NYT BLUF: As much as we and others try to constrain the Iranians, through sanctions and through acts of sabotage, they are making slow but steady progress and now have enough nuclear material that, with a little more refinement, will allow the production of several nuclear weapons in the near future, if they choose.
Let us look at a little history.
Declaration of Independence—1776
Victory at Yorktown—1781 (5 years)
Treaty of Parist—1783 (2 years)
War of 1812—1812 (29 years)
Treaty of Ghent—1814 (2 years)
A total of 38 years from that signing ceremony in Philadelphia on the 4th of July, 1776, to the Treaty of Ghent, actually rarified in February 1815.
For Iran, its revolution was in 1979. That would be 33 years ago and they are still settling out.
On the other hand, it is not clear the French Revolution has ever ended. (For those of you who will take Professor Scott Russell's "Napoleon and the French Revolution" class, that is a question on the final—when did the French Revolution end?)
So, Iran is probably still in its revolutionary phase and not likely to easily go along with the interests of the other nations which have an interest in its future. Even if the People of Iran strongly dislike the current regime or even dislike the form of government, they will not take kindly to other nations trying to tell them how to refine uranium and how to then use that refined uranium.

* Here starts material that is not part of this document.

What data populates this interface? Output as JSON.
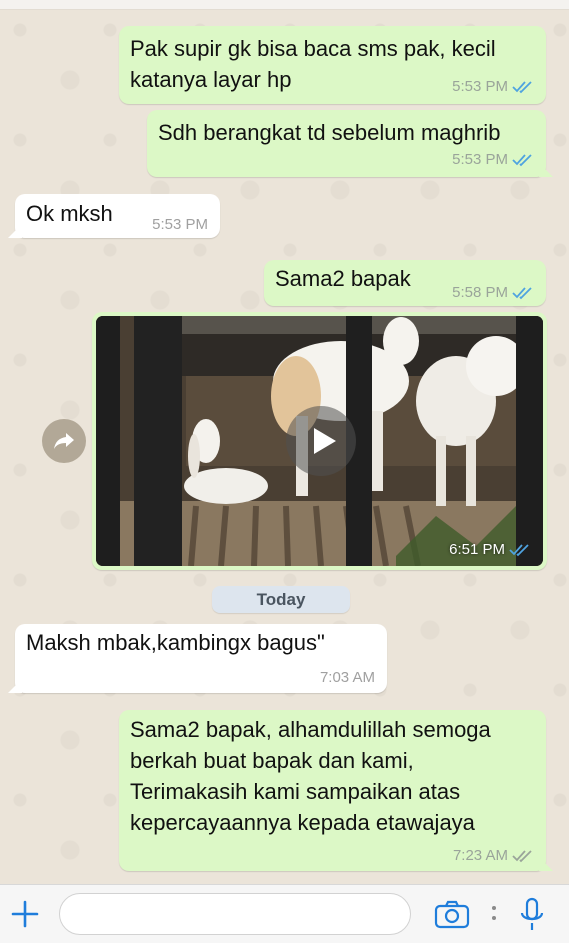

My conclusion: Our current efforts are probably buying time, but not enough. Further, a military attack will, again, buy time, but in the end the Iranians will have a supply of highly enriched uranium. Our focus should be on how they use that highly enriched uranium. This is not a very satisfying answer, but in international relations that is sometimes the case. As Thucydides tells us in the History of the Peloponnesian War,
… the strong do what they can and the weak suffer what they must.
What to do? Blogger Michael J Totten said it well in a 2 January 2008 post from Fallujah, Iraq:
Have a Plan to Kill Everyone You Meet.So, the Department of State needs to be looking for solutions that don't involving war, but the Pentagon and US Central Command need to be making plans in the event Iran both develops and employs nuclear weapons and the President and Congress decide to act with military force in response to that employment. I counsel against "preventive war" with regard to Iran.
Regards — Cliff
♠ I like the fact that The New York Times continues the old practice of capitalizing the important words in titles. It is so civilized.